“We know that the only way to banish darkness is with more light.
The only way to counter hate is with more love.”
These are the words that our Musician-in-Residence, Rabbi Joshua Warshawsky, spoke to his newborn child at his bris this past month. Such heavy thoughts to share with a newborn.
Had his son been born before October 7th, he might have delivered a lighter message, but the reality of the world we live in today caused him express a more sobering truth.
Each year on Parashat Beshallach, our Torah portion includes the dramatic moments when our people walked through the parted waters of the Red Sea to realize their final liberation from Egyptian servitude. The people celebrated by singing and dancing, and with triumphant celebration – captured in the famous words of the “Song of the Sea.”
This Shabbat is traditionally called “Shabbat Shira,” the Sabbath of Song. Usually, my thoughts turn to music and the power of song. But this year it’s different. The heaviness of the world bears so heavily upon my heart.
The Torah recalls the terror our people felt as they were chased by Pharaoh and his army. Maybe because today, Israel has been forced into this unfair war, I feel more pain and understanding as I read the story this year. How terrifying it must have been for our people to be chased into the sea, with nowhere else to turn!
And then I read their words: “Ozi v’zimrat Yah, vay’hi li li’yeshua , God is my strength and my song, and God will be my salvation.” The Israelites sang these resolute words of strength and faith in the midst of their terror and fear. They asked for God to shine some light into their darkened world, to carry them from slavery to freedom.
And their hope gave me hope. Their faith gives me faith.
This is a dark time in our Jewish history. Everyday our hearts break hearing of the war in Israel and knowing innocent people are still held hostage in Gaza. Antisemitism is on the rise and you can feel it. Our world is so badly fractured.

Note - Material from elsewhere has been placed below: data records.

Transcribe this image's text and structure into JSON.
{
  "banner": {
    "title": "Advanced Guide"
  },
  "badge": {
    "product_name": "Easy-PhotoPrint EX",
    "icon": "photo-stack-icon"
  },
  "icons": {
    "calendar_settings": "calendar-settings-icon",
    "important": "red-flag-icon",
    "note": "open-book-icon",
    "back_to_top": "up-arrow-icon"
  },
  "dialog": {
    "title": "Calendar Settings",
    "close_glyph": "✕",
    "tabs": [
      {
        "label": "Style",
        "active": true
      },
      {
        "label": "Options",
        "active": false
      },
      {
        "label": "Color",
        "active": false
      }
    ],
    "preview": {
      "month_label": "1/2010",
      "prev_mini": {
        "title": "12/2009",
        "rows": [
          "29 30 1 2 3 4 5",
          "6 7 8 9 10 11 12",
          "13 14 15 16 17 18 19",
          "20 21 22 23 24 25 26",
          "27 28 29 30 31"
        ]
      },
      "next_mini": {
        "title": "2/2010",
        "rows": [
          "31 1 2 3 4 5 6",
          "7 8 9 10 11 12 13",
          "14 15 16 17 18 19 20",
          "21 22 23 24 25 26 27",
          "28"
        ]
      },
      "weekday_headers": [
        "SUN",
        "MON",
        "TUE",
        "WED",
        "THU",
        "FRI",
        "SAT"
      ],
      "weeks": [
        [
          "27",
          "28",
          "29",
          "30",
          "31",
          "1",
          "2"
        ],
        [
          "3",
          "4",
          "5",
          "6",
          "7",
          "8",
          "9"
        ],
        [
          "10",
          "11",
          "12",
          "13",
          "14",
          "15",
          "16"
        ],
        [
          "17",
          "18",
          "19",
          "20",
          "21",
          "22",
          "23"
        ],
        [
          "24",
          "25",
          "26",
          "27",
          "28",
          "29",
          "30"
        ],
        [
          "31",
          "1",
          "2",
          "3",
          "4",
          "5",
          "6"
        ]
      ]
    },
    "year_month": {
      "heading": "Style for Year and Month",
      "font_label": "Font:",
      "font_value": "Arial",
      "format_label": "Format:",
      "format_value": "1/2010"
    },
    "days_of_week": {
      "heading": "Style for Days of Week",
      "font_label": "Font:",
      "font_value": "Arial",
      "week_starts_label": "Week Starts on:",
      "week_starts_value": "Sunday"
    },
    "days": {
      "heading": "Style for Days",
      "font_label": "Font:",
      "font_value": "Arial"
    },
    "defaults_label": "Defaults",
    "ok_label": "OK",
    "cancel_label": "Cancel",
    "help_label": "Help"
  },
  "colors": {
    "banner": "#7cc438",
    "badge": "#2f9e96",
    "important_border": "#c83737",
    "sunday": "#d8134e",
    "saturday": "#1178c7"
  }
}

And beyond that, many are facing illness and loss – the loss of marriages, the loss of businesses, the loss of loved ones. We find ourselves terrified and afraid. We struggle. We cry. We feel immense pain, in so many different ways.
And yet, somehow, we find the strength; we survive. We learn that we are stronger than we think.
The Torah this week reminds us that we are a people of faith. We do not walk on this journey alone. We walk with a sense of humility that says, we don’t know it all. We need each other and we need to tap into the divine strength which lives within us all. And we are reminded that even when the journey is difficult and painful, we will find a way to let the light in.
What the Israelites discovered was that they didn’t need to hear God’s voice from the outside. Instead, they learned that God’s voice sings out from inside us. It is a song of strength and salvation – if we can quiet ourselves to hear it, to feel it and to sing it, we can find strength to face whatever life throws our way. As Rabbi Lord Jonathan Sacks said: “Faith is the ability to hear the music beneath the noise.”
Cantor Lori Brock